Pakistan has crossed a major milestone last week by achieving a historic consensus on the 18th Amendment with 105 clauses, additions and deletions to the Constitution. The distortions inserted by the military rule have been done away with. Political elites this time, however, have gone a step further and improved the state of provincial autonomy. Perhaps this is where a civilian negotiation and democratic politics of compromise has been most effective. Who would have thought a few years ago that this was achievable? There were many skeptics who thought that the amendments might not be approved. However, the ‘corrupt’ and ‘incompetent’ politicians have proved everyone wrong.
Leaving aside the discourse of corruption, the NRO, and a vociferous media campaign against the President, the achievements in the last one-year by all political parties have been tremendous. The Awami National Party, after its initial truce with the militants, has stayed the course and resisted Talibanisation by giving full support to the army operations against the militants. The PPP and PML-N, despite their rhetoric and political point-scoring, have worked together on the national finance commission award (NFC) and now on the implementation of the Charter of Democracy (CoD) that has become the basis for the amendments to become a reality.

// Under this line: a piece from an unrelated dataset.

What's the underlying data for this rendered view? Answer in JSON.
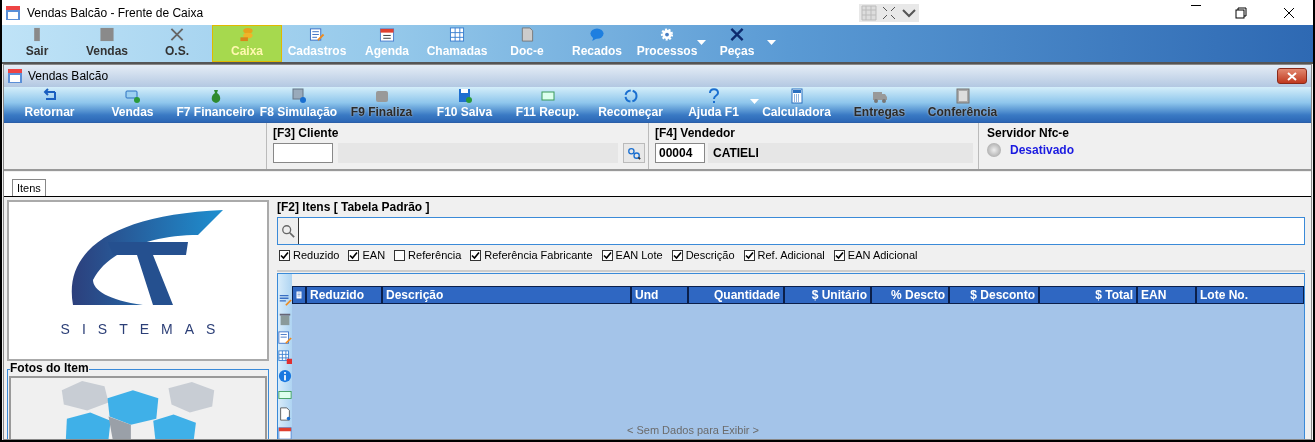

The nay-sayers of democracy and the political process forget one fundamental fact: a federal structure cannot work without a robust political process. A start has been made through the recent successes after a decade of ‘controlled democracy’. However, despite the march towards the democratic ideal, there are clear and present dangers that democracy is as fragile as ever. Continue reading

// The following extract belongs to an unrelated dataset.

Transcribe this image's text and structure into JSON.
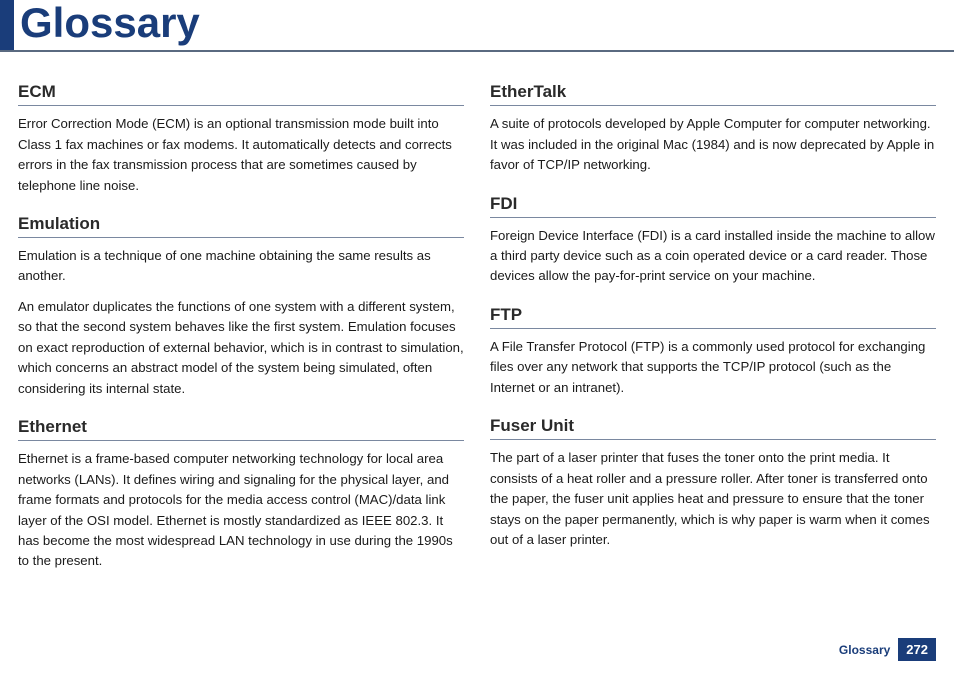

Raza Rumi (Published in Tehelka)
AFTER 37 YEARS OF POLITICAL UNCERTAINTY, PAKISTAN’S CONSTITUTION HAS BEEN RECAST ON ZARDARI’S WATCH. WILL IT HELP REKINDLE DEMOCRACY, WONDERS RAZA RUMI
BRANDED A ‘failed state’, Pakistan has become notorious in the global media. Political change is often a result of the notorious 111 Brigade (the Rawalpindi-based army contingent which leads any military coup) moving on the streets of Islamabad and capturing the derelict PTV (Pakistan Television) headquarters. News-worthiness is defined by the number of suicide blasts that take place in a single day within what has been termed as the “most dangerous country” in the world. Pity that such stereotypes have prevented a nuanced understanding of Pakistan, as well as the fact that it is a fast changing country with a strong yearning for the rule of law and constitutionalism. (Photo: AFP)
These days, Pakistanis, when they are on a break from the next suicide bomber, are rejoicing over a major political shift brought about by the April 8 approval by parliament of the 18th Amendment to fix the truncated Constitution. Thirty seven years ago, for the first time in its existence, Pakistan’s political elite was able to reach a consensus on the scheme and shape of the Constitution. An earlier version was the 1956 Constitution, which was abrogated even before its implementation by Field Marshal Ayub Khan in 1958. There were two other military “gifts” to the nation in 1962 and 1970, which were hardly democratic and barely representative of what citizens actually wanted. Continue reading